print logo

The true story of the Buffalo Newsies

By Heidi Bamford
SPECIAL TO THE NEWS

The high energy and endearing cast of Newsies, taking center stage at Shea’s Performing Arts Center starting Tuesday, is the story of the 1899 newsboy strike in New York City. The musical informs audiences of the tough times and hard lives of news boys - and news girls - a fact of life throughout most cities in America in the late 19th and early 20th centuries.

----------

Related:

Read Colin Dabkowski's review of "Newsies"

Browse a gallery of historic photographs of Buffalo newsboys from 1910.

----------

In our city, there is a “back story” to connect audiences with Newsies: Buffalo’s newsboys organized and carried out their own strike in 1890 against the major local papers whose publishers tried to put the price of increasing profits onto the backs, literally, of their youngest and most underpaid workers. But it was the moment Joseph Pulitzer (New York World) and William Randolph Hearst (New York Journal), the two newspaper giant magnates in America, decided to increase the cost of their papers as a way to increase revenues, in much the same way as the Buffalo publishers did a decade earlier, that caught the eye of Hollywood.

This 1910 photograph by Louis Wickes Hine shows a group of Buffalo news boys selling papers on Main Street in the afternoon hours.

This 1910 photograph by Lewis Wickes Hine shows a group of Buffalo newsboys selling papers on Main Street in the afternoon hours.

Newspaper publishing was just one of many occupations that made use of unregulated child labor in the late 19th and early 20th centuries. Whether in agriculture or manufacturing or in “street trades,” child labor was a standard fixture of the American economy at this time, known ironically as the “Gilded Age.“ Orphans as well as children from families living in extreme poverty were often forced to undertake physically punishing jobs in order to keep themselves and their families alive. Most of the “cheap labor” came from the poor immigrant neighborhoods.

In Buffalo, newsboys,  ages 5 to 15, would sell papers in all weather and often far into the evenings; in and around saloons and brothels, as well as along street blocks of business and entertainment venues (such as Shea’s); and on street cars.

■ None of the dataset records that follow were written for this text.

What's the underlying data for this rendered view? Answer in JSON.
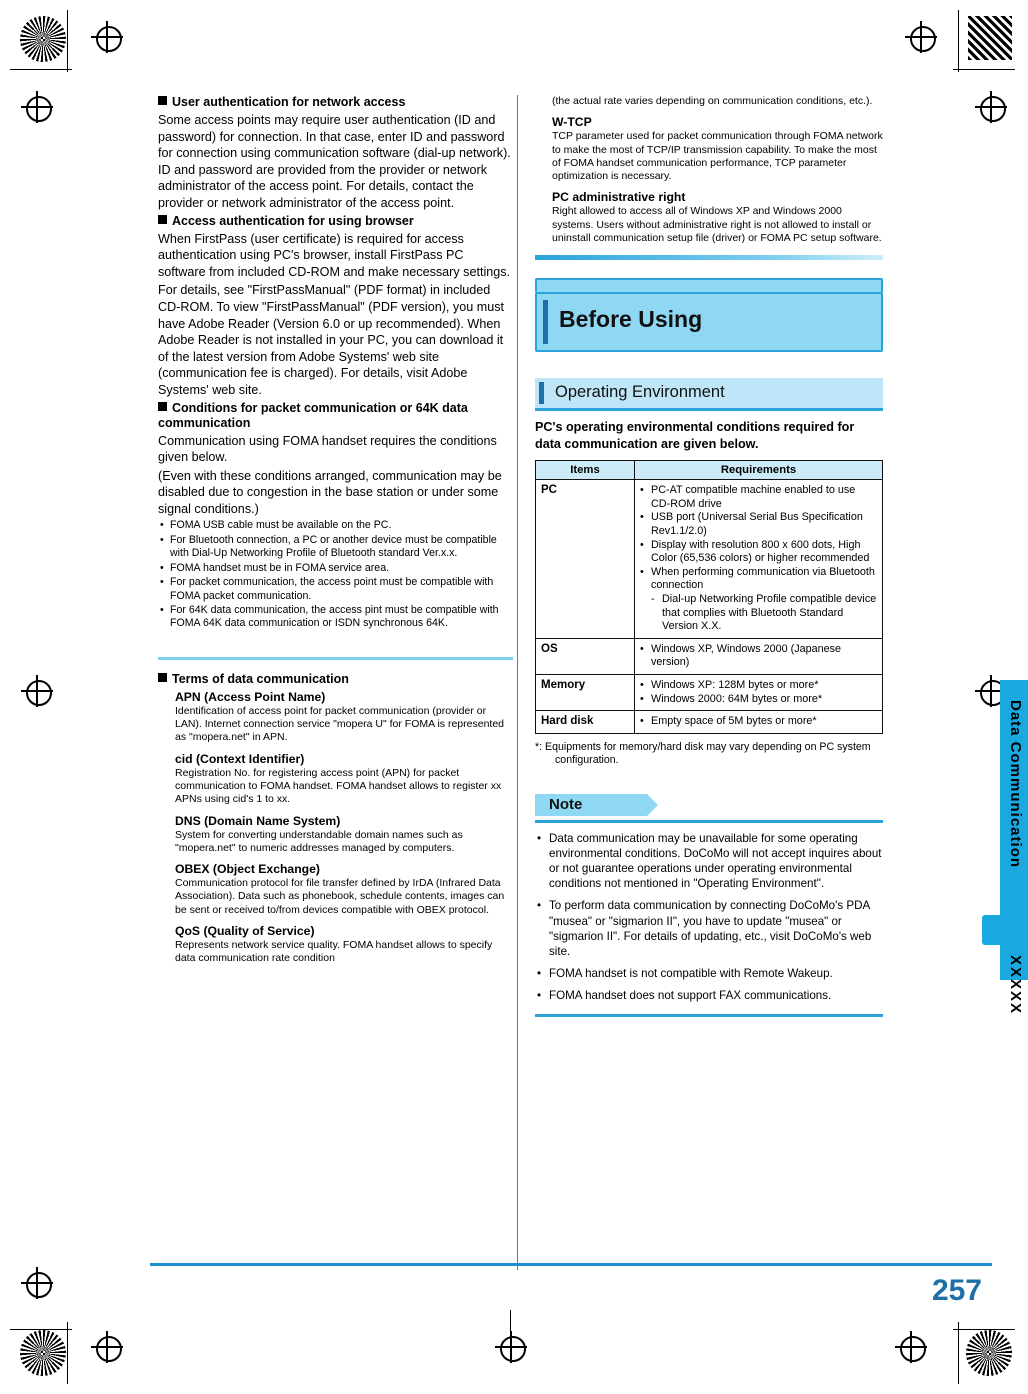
{
  "page": {
    "number": "257",
    "edge_tab_label": "Data Communication",
    "edge_tab_code": "XXXXX"
  },
  "left_column": {
    "sections": [
      {
        "heading": "User authentication for network access",
        "body": "Some access points may require user authentication (ID and password) for connection. In that case, enter ID and password for connection using communication software (dial-up network). ID and password are provided from the provider or network administrator of the access point. For details, contact the provider or network administrator of the access point."
      },
      {
        "heading": "Access authentication for using browser",
        "body": "When FirstPass (user certificate) is required for access authentication using PC's browser, install FirstPass PC software from included CD-ROM and make necessary settings.",
        "body2": "For details, see \"FirstPassManual\" (PDF format) in included CD-ROM. To view \"FirstPassManual\" (PDF version), you must have Adobe Reader (Version 6.0 or up recommended). When Adobe Reader is not installed in your PC, you can download it of the latest version from Adobe Systems' web site (communication fee is charged). For details, visit Adobe Systems' web site."
      },
      {
        "heading": "Conditions for packet communication or 64K data communication",
        "body": "Communication using FOMA handset requires the conditions given below.",
        "body2": "(Even with these conditions arranged, communication may be disabled due to congestion in the base station or under some signal conditions.)",
        "bullets": [
          "FOMA USB cable must be available on the PC.",
          "For Bluetooth connection, a PC or another device must be compatible with Dial-Up Networking Profile of Bluetooth standard Ver.x.x.",
          "FOMA handset must be in FOMA service area.",
          "For packet communication, the access point must be compatible with FOMA packet communication.",
          "For 64K data communication, the access pint must be compatible with FOMA 64K data communication or ISDN synchronous 64K."
        ]
      }
    ],
    "terms_heading": "Terms of data communication",
    "terms": [
      {
        "term": "APN (Access Point Name)",
        "desc": "Identification of access point for packet communication (provider or LAN). Internet connection service \"mopera U\" for FOMA is represented as \"mopera.net\" in APN."
      },
      {
        "term": "cid (Context Identifier)",
        "desc": "Registration No. for registering access point (APN) for packet communication to FOMA handset. FOMA handset allows to register xx APNs using cid's 1 to xx."
      },
      {
        "term": "DNS (Domain Name System)",
        "desc": "System for converting understandable domain names such as \"mopera.net\" to numeric addresses managed by computers."
      },
      {
        "term": "OBEX (Object Exchange)",
        "desc": "Communication protocol for file transfer defined by IrDA (Infrared Data Association). Data such as phonebook, schedule contents, images can be sent or received to/from devices compatible with OBEX protocol."
      },
      {
        "term": "QoS (Quality of Service)",
        "desc": "Represents network service quality. FOMA handset allows to specify data communication rate condition"
      }
    ]
  },
  "right_column": {
    "continuation": "(the actual rate varies depending on communication conditions, etc.).",
    "terms": [
      {
        "term": "W-TCP",
        "desc": "TCP parameter used for packet communication through FOMA network to make the most of TCP/IP transmission capability. To make the most of FOMA handset communication performance, TCP parameter optimization is necessary."
      },
      {
        "term": "PC administrative right",
        "desc": "Right allowed to access all of Windows XP and Windows 2000 systems. Users without administrative right is not allowed to install or uninstall communication setup file (driver) or FOMA PC setup software."
      }
    ],
    "chapter_title": "Before Using",
    "section_title": "Operating Environment",
    "lead": "PC's operating environmental conditions required for data communication are given below.",
    "table": {
      "headers": [
        "Items",
        "Requirements"
      ],
      "rows": [
        {
          "item": "PC",
          "reqs": [
            {
              "text": "PC-AT compatible machine enabled to use CD-ROM drive",
              "sub": false
            },
            {
              "text": "USB port (Universal Serial Bus Specification Rev1.1/2.0)",
              "sub": false
            },
            {
              "text": "Display with resolution 800 x 600 dots, High Color (65,536 colors) or higher recommended",
              "sub": false
            },
            {
              "text": "When performing communication via Bluetooth connection",
              "sub": false
            },
            {
              "text": "Dial-up Networking Profile compatible device that complies with Bluetooth Standard Version X.X.",
              "sub": true
            }
          ]
        },
        {
          "item": "OS",
          "reqs": [
            {
              "text": "Windows XP, Windows 2000 (Japanese version)",
              "sub": false
            }
          ]
        },
        {
          "item": "Memory",
          "reqs": [
            {
              "text": "Windows XP: 128M bytes or more*",
              "sub": false
            },
            {
              "text": "Windows 2000: 64M bytes or more*",
              "sub": false
            }
          ]
        },
        {
          "item": "Hard disk",
          "reqs": [
            {
              "text": "Empty space of 5M bytes or more*",
              "sub": false
            }
          ]
        }
      ]
    },
    "table_footnote": "*:  Equipments for memory/hard disk may vary depending on PC system configuration.",
    "note_label": "Note",
    "notes": [
      "Data communication may be unavailable for some operating environmental conditions. DoCoMo will not accept inquires about or not guarantee operations under operating environmental conditions not mentioned in \"Operating Environment\".",
      "To perform data communication by connecting DoCoMo's PDA \"musea\" or \"sigmarion II\", you have to update \"musea\" or \"sigmarion II\". For details of updating, etc., visit DoCoMo's web site.",
      "FOMA handset is not compatible with Remote Wakeup.",
      "FOMA handset does not support FAX communications."
    ]
  },
  "colors": {
    "accent": "#2aa3dd",
    "chapter_bg": "#8ed8f4",
    "section_bg": "#bfe6f8",
    "tab": "#19a9e0",
    "pagenum": "#1e6fa8"
  }
}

Many came from the Italian immigrant neighborhood nefariously named “Dante Place" near the terminus of the Erie Canal. Boys such as Rosario DeSalvo, Vito Bucheto, Donato Dandrea and Tony Gregoria. But there were others: Albert Krieger, Paul Cory, Morris Bookbinder and Frank Thomas.

In Lewis Wickes Hine's photograph from 1910, a group of news boys gather outside the Buffalo Evening News offices on Pearl Street to collect copies of the paper.

In Lewis Wickes Hine's photograph from 1910, a group of newsboys gather outside the Buffalo Evening News offices on Pearl Street to collect copies of the paper.

Living and working conditions for the working class, including newsboys, never really seemed to improve, but their plight did finally become public knowledge when in 1910, Lewis Wickes Hine, investigator for the federal government’s National Child Labor Committee, shocked the country with his photographic images and revealing notes about the lives of working children, including the newsies in Buffalo.

The Lewis Wickes Hine collection of 5,100 photo prints and 355 glass plate negatives were donated to the Library of Congress by the NCLC Director in 1954, in celebration of the 50th anniversary of the organization. The “newsies” images, 861 prints in all, can be found in Lot 7480; three albums in the “street trades” sub collection. Of those images, twenty document newsies in Buffalo; the rest of New York images cover Rochester, Syracuse, Utica, Albany, Schenectady and New York City.

Story topics: / / / /

There are no comments - be the first to comment